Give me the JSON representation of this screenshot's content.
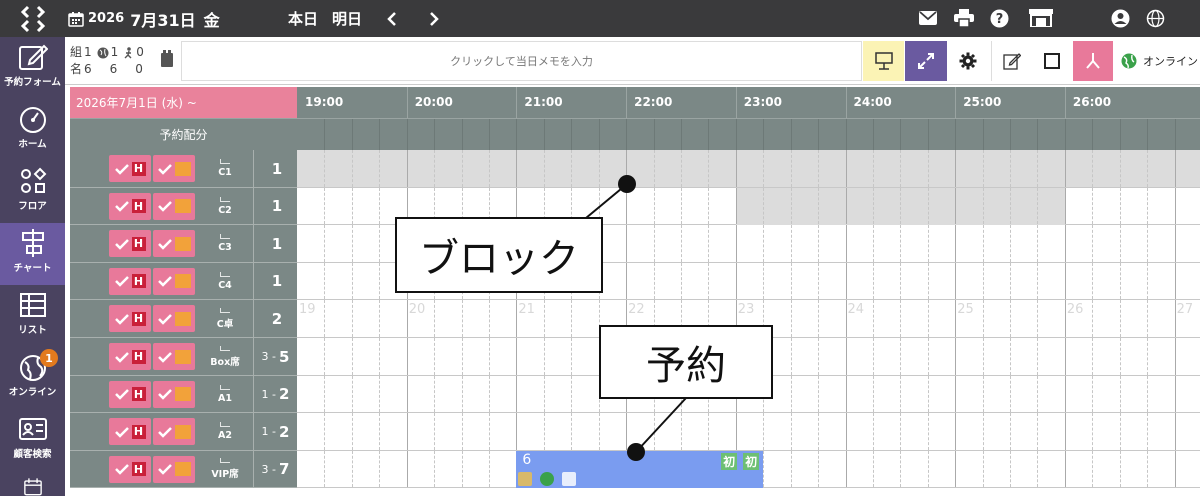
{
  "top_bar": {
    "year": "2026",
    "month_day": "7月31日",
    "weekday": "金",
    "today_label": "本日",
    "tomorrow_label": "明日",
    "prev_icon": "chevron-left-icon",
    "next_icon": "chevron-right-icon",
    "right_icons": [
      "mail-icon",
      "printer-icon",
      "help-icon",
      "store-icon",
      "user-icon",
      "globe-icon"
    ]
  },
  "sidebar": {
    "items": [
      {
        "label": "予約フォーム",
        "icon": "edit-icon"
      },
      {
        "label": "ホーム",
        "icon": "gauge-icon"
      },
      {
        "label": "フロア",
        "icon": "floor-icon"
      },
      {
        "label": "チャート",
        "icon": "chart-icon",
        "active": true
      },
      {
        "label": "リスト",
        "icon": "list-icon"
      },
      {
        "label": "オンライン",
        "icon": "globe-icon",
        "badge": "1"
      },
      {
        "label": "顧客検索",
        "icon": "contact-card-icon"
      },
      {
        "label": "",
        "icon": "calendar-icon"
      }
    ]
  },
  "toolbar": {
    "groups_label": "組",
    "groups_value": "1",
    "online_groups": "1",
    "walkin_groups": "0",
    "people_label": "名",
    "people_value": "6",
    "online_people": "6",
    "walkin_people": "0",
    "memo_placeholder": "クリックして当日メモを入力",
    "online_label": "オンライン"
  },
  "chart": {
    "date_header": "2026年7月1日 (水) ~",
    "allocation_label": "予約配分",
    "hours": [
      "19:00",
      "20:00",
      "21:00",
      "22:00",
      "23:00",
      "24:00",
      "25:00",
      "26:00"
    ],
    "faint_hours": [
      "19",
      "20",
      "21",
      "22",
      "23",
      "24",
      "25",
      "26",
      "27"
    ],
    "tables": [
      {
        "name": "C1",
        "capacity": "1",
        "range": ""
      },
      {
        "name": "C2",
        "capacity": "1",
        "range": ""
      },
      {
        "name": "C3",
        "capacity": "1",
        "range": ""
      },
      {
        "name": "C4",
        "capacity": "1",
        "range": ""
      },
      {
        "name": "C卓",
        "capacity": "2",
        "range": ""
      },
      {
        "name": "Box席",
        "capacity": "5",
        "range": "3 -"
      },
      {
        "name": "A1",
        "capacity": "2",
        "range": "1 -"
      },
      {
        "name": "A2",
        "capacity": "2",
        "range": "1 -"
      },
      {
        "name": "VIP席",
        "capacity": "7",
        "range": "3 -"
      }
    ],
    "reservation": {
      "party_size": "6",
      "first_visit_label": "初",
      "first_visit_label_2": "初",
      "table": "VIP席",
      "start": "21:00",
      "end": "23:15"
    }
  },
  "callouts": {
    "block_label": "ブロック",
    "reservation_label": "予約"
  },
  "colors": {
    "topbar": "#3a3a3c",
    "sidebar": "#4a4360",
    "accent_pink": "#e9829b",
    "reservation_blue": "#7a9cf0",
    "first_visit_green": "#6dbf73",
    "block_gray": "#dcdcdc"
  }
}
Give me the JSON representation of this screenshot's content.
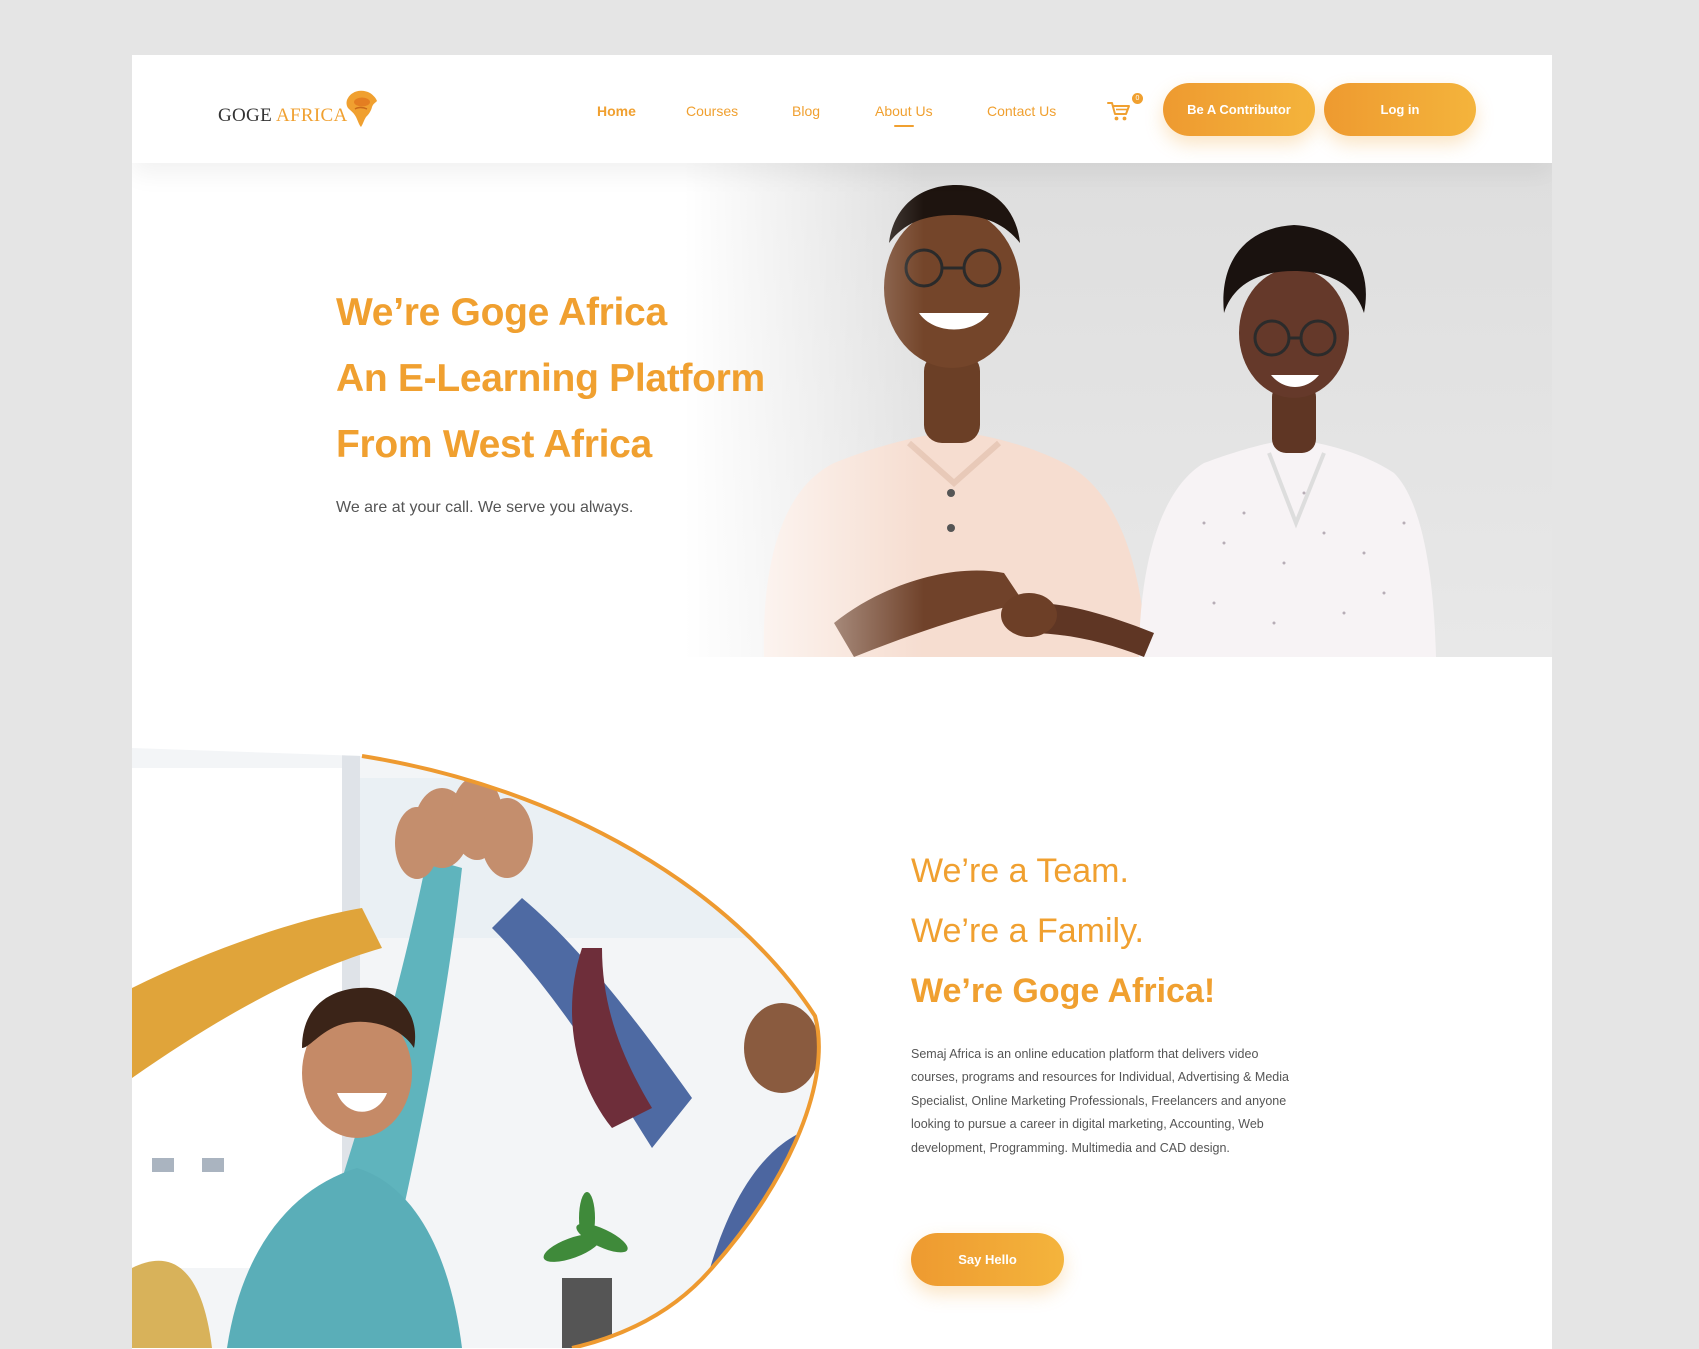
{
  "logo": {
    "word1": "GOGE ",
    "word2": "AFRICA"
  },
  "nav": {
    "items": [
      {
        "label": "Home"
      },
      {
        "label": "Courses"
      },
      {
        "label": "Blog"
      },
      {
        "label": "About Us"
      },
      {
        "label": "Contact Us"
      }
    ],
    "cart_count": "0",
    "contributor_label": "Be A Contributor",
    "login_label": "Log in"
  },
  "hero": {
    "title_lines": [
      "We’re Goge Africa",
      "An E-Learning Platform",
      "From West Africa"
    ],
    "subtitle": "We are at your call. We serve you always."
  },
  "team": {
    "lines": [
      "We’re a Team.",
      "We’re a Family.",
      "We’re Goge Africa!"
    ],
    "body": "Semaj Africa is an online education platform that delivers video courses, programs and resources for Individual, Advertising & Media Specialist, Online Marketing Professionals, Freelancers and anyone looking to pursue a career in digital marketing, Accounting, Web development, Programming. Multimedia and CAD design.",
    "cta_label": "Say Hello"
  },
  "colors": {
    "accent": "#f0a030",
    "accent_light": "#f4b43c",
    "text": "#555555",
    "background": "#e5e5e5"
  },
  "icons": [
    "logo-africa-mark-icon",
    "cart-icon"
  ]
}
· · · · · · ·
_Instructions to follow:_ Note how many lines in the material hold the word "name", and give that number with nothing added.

_Exercise output:_ 9